BULAWAYO Provincial Affairs minister Eunice Sandi Moyo has come under fire from pressure groups in the city over her refusal to back proposals that locals be given preference in employment and education opportunities.
The group said Moyo’s statements in the National Assembly last week showed that she was not in touch with developments in her province.
Mbuso Fuzwayo, secretary-general of Ibhetshu Likazulu, accused Moyo of perpetuating marginalisation of locals and fuelling unemployment in Bulawayo.
He said she was quick to draw the tribal card to hide her glaring incompetency.
“Her remarks are not surprising at all. She was obviously singing for her supper and securing future appointments and not wanting to disturb the status quo,” said Fuzwayo.
“Moyo is safeguarding and representing the interests of her master at the expense of Matabeleland people.

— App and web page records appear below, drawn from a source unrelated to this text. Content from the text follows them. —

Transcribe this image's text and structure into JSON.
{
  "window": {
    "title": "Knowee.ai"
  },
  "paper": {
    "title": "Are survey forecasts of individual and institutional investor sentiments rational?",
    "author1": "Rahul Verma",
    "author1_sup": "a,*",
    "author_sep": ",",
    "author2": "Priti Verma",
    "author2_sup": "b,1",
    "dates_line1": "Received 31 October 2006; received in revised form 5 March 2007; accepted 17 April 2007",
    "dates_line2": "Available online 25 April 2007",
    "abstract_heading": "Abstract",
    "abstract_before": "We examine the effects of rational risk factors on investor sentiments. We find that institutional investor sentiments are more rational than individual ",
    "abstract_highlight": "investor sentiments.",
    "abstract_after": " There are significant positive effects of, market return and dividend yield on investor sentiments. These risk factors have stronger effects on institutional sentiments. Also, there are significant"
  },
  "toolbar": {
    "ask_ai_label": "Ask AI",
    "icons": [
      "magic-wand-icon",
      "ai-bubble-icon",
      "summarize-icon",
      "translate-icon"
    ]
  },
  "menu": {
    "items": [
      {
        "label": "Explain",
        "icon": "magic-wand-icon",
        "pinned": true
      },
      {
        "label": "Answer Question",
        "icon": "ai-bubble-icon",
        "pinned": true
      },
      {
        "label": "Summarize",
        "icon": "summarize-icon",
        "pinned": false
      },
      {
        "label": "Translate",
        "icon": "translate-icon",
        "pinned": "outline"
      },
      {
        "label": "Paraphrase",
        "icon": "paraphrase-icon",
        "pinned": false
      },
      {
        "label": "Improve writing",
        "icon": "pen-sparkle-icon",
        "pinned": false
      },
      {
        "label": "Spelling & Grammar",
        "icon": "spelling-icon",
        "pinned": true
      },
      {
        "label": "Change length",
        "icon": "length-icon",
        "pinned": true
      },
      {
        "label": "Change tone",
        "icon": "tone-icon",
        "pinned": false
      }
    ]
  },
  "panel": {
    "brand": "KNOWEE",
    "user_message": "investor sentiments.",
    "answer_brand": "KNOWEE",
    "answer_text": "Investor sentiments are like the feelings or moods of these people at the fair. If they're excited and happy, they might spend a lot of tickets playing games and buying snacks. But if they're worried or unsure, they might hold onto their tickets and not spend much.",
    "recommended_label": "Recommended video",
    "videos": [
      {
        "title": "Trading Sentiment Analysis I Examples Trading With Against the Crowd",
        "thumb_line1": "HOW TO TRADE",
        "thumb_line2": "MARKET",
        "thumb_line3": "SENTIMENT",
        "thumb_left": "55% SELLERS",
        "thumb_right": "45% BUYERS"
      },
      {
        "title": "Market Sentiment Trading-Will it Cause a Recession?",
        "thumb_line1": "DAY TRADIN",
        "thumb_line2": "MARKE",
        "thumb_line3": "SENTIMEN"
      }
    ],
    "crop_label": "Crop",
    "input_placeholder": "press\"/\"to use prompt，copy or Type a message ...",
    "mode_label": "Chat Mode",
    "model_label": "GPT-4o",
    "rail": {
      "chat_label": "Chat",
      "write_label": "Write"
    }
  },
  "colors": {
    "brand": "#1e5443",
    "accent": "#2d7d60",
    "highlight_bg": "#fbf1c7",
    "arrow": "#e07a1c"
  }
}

She is only saying she is not a tribalist as a means of shielding herself.
“She wants to appear as a nationalist safeguarding the non–existent unity accord,” he added.
“If the unity accord is binding, why is that politicians are talking about it only in Matabeleland and not in other areas?
“Does she think she can be appointed a governor in Mashonaland East and expect people there to accept that?
“Does she expect people from Bulawayo to troop to Manicaland and be enrolled in tertiary institutions there?
“We suffer from lack of representation and she should simply step down or at least make an apology,” Fuzwayo said.
Moyo told the National Assembly last week that she was not a tribalist hence she would not support calls for the people of Bulawayo to get preference in employment, training or education in the province’s institutions.
She was responding to questions posed by MDC-T MPs Ruth Labode and Dorcas Sibanda who had asked her to respond to concerns that Bulawayo residents were often overlooked for jobs and places at institutions of higher learning.
Khanyile Mlotshwa, a post-graduate media studies student at Rhodes University in South Africa said Moyo simply admitted that she was not a leader.
“It is not clear if at all Moyo understood the questions from the MPs. It is also not clear what she meant when she said she is not a tribalist,” he said.
“The questions by the MPs were around leadership, what she is doing as the political head of Bulawayo province to take care of Bulawayo citizens.
“It is clear that the questions were on her leadership efforts. In that context then, her response that she is not a tribalist is simply an admission that she is not a leader.
“Issues of courage do not arise in this context; she is simply not a leader.”
Mlotshwa added that the claim that she was not a tribalist, when no one had accused her of tribalism, was just an excuse for her dereliction of duty.
“In her role as a presidential appointee, the only thing she is prepared to do is to withdraw her salary from the bank only,” he said.
Earlier this month, a Bulawayo magistrate convicted leaders of a local pressure group, Mthwakazi Resolution, for staging an illegal protest after they demonstrated against alleged plans by Zesa to hire 300 general labourers from outside the city last year.